There is little subtlety in the script. Far too much is obvious from the outset. The Richard character’s scepticism is too obviously foreshadowed as something to be proven otherwise; Christopher Lee’s sinister presence is pointed at too obviously in the beginning; so too are the sacrificial victims; and there are no other contenders to make the revelation of who Elizabeth Selwyn has reincarnated as a surprise.
Coincidence also rates highly – the two heroines just happen to arrive in Whitewood on the only two sacrificial nights of the year, occult books are found that point the way to events that happen a few moments later. In a perverse way, the didacticism of these pulp elements and the plot that virtually repeats itself – the first heroine goes through things and then the film introduces a second heroine who repeats the first’s fate in almost a scene-for-scene replay with the same sinister figures on the roadside, the same villagers looking at strangers, the same man at the gas station warning them away from the town – gives City of the Dead a certain grim, almost predestined inevitability.
For all its pedestrian script, City of the Dead is a triumph of atmosphere – the township encased in perpetual fog, the coldly glaring villagers, silhouetted figures staggering across graveyards dragging giant crosses. Director John Llewellyn Moxey and the set-dressers create considerable mood out of the cobwebbed trapdoors and mist-wreathed graveyards. Although, the single soundstage main street set does belie the film’s title of a ‘city of the dead’. The youthful leads are weak but there are some fine sinister supporting performances from Christopher Lee and Patricia Jessel.
City of the Dead was also notable as being the first produced effort of Milton Subotsky and Max J. Rosenberg. Subotsky and Rosenberg later formed Amicus Productions and became one of the strongest competitors in the English horror market created by Hammer in the 1960s, being particularly noted for their horror anthologies beginning with Dr Terror’s House of Horrors (1965).

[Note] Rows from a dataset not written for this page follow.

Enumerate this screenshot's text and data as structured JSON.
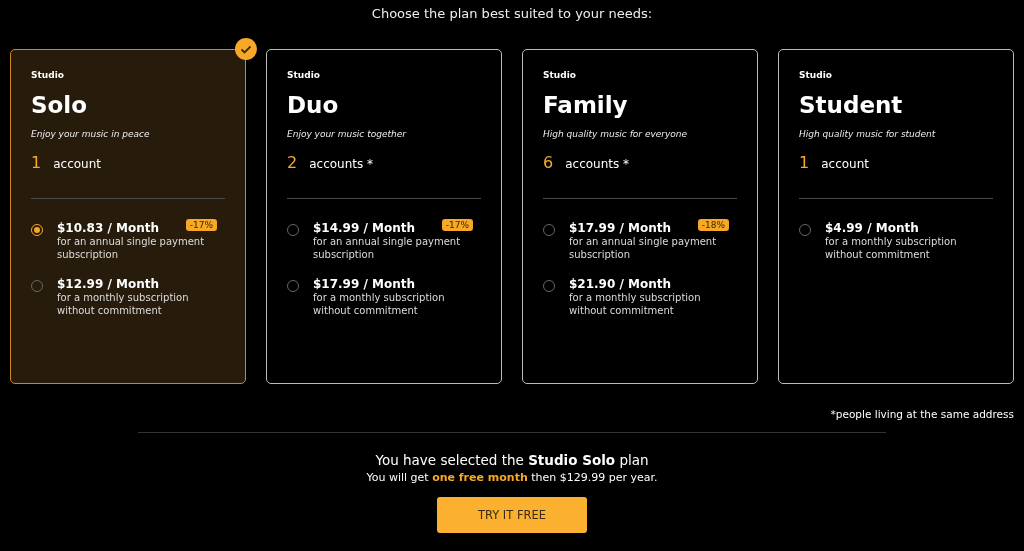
{
  "heading": "Choose the plan best suited to your needs:",
  "plans": [
    {
      "brand": "Studio",
      "name": "Solo",
      "tagline": "Enjoy your music in peace",
      "count": "1",
      "unit": "account",
      "selected": true,
      "options": [
        {
          "price": "$10.83 / Month",
          "description": "for an annual single payment subscription",
          "discount": "-17%",
          "selected": true
        },
        {
          "price": "$12.99 / Month",
          "description": "for a monthly subscription without commitment",
          "selected": false
        }
      ]
    },
    {
      "brand": "Studio",
      "name": "Duo",
      "tagline": "Enjoy your music together",
      "count": "2",
      "unit": "accounts *",
      "selected": false,
      "options": [
        {
          "price": "$14.99 / Month",
          "description": "for an annual single payment subscription",
          "discount": "-17%",
          "selected": false
        },
        {
          "price": "$17.99 / Month",
          "description": "for a monthly subscription without commitment",
          "selected": false
        }
      ]
    },
    {
      "brand": "Studio",
      "name": "Family",
      "tagline": "High quality music for everyone",
      "count": "6",
      "unit": "accounts *",
      "selected": false,
      "options": [
        {
          "price": "$17.99 / Month",
          "description": "for an annual single payment subscription",
          "discount": "-18%",
          "selected": false
        },
        {
          "price": "$21.90 / Month",
          "description": "for a monthly subscription without commitment",
          "selected": false
        }
      ]
    },
    {
      "brand": "Studio",
      "name": "Student",
      "tagline": "High quality music for student",
      "count": "1",
      "unit": "account",
      "selected": false,
      "options": [
        {
          "price": "$4.99 / Month",
          "description": "for a monthly subscription without commitment",
          "selected": false
        }
      ]
    }
  ],
  "footnote": "*people living at the same address",
  "summary": {
    "selection": "You have selected the **Studio Solo** plan",
    "offer": "You will get **one free month** then $129.99 per year.",
    "button": "TRY IT FREE"
  }
}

John Moxey, who usually bills himself as John Llewellyn Moxey, later went on to become a staple director of US tv movies. His other genre work includes tv movies such as The House That Would Not Die (1970), The Last Child (1971), A Taste of Evil (1971), the classic The Night Stalker (1972), Gene Roddenberry’s Genesis II (1973), Where Have All the People Gone (1974), The Power Within (1979), No Place to Hide (1981), I, Desire (1982), The Cradle Will Fall (1983), and numerous episodes of various tv series, even the pilot for Charlie’s Angels.